The group had released a series of documents obtained through a Freedom of Inquiry (FOI) request early in the year indicating that the museum director, Hertwig Fischer, was posturing to renew the five-year sponsorship contract with BP as of mid-2021. However, Culture Unstained recently reported that while the museum insists that no further renewal discussions have taken place since October 2021, it had yet to complete a due diligence report on the reputation risks of renewing the BP deal as of last July.
With hardly two months left for the current contract, a British Museum spokesperson told Hyperallergic that it “does not comment on commercially sensitive matters” in regards to the decision to renew or opt out.

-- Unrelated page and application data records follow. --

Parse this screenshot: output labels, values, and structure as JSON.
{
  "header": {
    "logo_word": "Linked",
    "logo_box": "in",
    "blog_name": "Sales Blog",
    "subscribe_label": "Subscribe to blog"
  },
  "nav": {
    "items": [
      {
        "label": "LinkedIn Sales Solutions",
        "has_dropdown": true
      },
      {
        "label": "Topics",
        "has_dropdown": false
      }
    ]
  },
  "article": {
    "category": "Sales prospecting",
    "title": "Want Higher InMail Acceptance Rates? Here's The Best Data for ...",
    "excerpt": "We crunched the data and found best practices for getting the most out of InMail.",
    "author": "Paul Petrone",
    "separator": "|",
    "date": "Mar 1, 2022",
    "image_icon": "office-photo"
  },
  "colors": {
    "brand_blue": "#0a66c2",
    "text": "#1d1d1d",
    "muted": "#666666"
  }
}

“As a major UK visitor attraction we are conscious of the impact of our activity on the environment,” the spokesperson said. The Rosetta Project involves a massive overhaul of the museum’s outdated electrical, plumbing, and mechanical systems to ostensibly improve environmental sustainability, and also aims to repoen the circular Reading Room that’s been closed to the public since 2017. The timeline for the renovation has not been released yet.
The museum declined to comment on whether BP was involved in funding any part of the Rosetta Project. It did, however, dig its heels in on its months-old statement about institutional sponsorships: “Museums today have a mixed funding model and we need corporate and private money to fulfill our public mission.”
The lack of clarity regarding the museum’s decision is frustrating considering the previous renewal was announced 18 months in advance. “A better future must be a future without BP,” Culture Unstained reiterated in their scathing December report. “Will the Museum now make a stand and side with the people, not a major polluter?”